#### About this exercise:
Every line containing the string "basic" is to be copied from the records.

Data records for software interfaces:
- - - - -

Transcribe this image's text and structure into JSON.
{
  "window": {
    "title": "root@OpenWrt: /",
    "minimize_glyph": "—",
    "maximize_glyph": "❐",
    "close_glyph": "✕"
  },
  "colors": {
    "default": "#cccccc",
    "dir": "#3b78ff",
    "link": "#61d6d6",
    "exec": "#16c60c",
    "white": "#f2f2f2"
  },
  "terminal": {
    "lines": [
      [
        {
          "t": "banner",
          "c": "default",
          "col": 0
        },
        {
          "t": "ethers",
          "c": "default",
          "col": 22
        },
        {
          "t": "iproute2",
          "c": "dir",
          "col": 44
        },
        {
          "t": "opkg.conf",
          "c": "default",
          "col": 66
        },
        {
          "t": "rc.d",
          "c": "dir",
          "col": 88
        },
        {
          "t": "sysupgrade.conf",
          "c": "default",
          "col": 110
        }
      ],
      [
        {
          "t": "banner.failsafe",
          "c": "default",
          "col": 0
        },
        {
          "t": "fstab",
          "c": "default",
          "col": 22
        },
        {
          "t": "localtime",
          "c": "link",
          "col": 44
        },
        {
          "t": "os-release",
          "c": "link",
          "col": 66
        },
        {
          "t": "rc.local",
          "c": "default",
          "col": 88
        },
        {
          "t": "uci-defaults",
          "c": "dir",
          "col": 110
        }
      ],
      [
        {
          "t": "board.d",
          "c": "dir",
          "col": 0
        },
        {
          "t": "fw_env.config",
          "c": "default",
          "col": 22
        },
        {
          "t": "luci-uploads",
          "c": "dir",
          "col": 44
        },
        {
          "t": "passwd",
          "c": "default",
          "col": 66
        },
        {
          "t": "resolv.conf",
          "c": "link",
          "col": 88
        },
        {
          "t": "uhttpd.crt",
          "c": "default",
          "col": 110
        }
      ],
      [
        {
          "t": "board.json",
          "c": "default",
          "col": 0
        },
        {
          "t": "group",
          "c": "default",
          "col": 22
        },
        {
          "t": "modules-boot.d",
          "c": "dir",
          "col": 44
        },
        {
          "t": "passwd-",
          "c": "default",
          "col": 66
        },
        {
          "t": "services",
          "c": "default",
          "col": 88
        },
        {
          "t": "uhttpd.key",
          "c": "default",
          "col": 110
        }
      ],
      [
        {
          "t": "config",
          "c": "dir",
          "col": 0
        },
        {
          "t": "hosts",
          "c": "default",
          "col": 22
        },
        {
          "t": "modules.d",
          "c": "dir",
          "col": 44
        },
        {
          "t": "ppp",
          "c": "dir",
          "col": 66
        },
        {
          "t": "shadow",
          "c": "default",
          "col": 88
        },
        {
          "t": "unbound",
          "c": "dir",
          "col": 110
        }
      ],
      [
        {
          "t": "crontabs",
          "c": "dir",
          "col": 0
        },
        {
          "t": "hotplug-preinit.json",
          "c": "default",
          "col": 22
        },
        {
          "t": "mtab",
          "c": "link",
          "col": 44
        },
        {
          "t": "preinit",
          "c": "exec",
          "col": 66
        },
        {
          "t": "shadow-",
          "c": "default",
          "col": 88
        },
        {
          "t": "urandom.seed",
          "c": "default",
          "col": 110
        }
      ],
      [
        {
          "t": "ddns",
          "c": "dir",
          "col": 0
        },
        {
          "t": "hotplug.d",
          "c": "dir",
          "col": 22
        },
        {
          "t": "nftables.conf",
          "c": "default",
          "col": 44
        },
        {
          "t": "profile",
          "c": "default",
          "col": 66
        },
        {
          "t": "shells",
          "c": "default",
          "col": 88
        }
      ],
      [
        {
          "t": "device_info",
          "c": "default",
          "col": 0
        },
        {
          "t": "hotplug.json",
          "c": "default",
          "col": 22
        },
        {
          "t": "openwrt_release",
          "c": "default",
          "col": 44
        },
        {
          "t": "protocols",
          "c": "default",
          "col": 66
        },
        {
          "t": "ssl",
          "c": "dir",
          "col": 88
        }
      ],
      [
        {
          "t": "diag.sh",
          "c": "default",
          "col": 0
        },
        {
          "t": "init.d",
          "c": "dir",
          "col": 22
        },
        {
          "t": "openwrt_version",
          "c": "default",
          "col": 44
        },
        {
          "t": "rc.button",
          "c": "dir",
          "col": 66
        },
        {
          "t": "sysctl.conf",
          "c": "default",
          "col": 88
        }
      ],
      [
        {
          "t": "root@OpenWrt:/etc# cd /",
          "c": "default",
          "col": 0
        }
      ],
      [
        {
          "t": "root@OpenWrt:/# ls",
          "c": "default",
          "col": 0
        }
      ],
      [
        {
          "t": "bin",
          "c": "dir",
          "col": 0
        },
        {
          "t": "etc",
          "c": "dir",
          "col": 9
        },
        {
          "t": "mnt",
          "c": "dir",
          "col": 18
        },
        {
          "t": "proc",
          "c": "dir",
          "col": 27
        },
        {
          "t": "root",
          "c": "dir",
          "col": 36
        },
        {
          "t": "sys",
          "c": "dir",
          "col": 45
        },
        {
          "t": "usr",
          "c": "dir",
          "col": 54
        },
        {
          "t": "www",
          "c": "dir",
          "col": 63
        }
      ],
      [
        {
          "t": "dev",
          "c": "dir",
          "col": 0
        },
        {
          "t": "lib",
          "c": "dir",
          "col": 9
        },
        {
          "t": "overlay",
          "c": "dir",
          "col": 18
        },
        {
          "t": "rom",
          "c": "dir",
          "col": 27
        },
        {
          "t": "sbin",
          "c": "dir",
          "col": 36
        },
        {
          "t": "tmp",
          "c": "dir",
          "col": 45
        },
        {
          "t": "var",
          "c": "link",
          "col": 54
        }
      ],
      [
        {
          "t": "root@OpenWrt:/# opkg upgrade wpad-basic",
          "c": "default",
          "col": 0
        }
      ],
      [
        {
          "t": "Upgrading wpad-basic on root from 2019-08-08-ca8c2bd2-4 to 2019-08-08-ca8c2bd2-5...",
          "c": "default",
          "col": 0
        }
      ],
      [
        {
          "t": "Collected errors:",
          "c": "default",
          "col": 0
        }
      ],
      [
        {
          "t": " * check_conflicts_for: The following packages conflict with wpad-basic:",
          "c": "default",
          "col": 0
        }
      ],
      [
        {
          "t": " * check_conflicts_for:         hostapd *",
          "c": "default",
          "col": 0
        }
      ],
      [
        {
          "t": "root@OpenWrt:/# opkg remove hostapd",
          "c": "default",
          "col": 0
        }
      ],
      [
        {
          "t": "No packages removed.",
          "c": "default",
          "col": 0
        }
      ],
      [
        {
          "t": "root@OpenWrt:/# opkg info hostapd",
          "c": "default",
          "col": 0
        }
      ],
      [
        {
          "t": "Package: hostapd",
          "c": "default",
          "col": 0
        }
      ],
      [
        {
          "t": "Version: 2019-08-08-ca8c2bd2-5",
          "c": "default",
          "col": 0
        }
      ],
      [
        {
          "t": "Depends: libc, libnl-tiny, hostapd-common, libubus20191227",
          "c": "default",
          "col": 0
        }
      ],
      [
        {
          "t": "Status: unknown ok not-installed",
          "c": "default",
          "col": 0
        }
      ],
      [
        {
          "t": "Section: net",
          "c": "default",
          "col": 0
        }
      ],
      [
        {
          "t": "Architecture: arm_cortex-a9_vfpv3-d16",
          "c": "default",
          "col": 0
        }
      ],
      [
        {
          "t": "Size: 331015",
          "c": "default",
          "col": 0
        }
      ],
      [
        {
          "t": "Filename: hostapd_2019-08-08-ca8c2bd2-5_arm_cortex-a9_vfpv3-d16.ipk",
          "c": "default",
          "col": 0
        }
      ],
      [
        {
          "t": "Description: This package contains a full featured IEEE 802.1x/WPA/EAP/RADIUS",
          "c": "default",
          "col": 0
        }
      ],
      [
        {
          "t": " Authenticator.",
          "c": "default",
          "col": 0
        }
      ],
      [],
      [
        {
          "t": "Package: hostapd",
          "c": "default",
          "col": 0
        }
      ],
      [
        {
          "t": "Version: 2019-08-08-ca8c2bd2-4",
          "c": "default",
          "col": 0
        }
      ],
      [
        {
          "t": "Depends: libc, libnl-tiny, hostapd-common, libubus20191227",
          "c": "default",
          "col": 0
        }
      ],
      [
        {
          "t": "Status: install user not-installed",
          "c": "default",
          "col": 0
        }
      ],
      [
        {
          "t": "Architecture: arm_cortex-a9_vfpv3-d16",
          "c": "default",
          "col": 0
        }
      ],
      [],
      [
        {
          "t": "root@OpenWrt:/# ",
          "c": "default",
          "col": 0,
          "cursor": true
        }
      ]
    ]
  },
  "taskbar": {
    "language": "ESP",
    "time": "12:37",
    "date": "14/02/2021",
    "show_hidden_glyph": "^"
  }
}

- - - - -

#### Written reply:
          "t": "root@OpenWrt:/# opkg upgrade wpad-basic",
          "t": "Upgrading wpad-basic on root from 2019-08-08-ca8c2bd2-4 to 2019-08-08-ca8c2bd2-5...",
          "t": " * check_conflicts_for: The following packages conflict with wpad-basic:",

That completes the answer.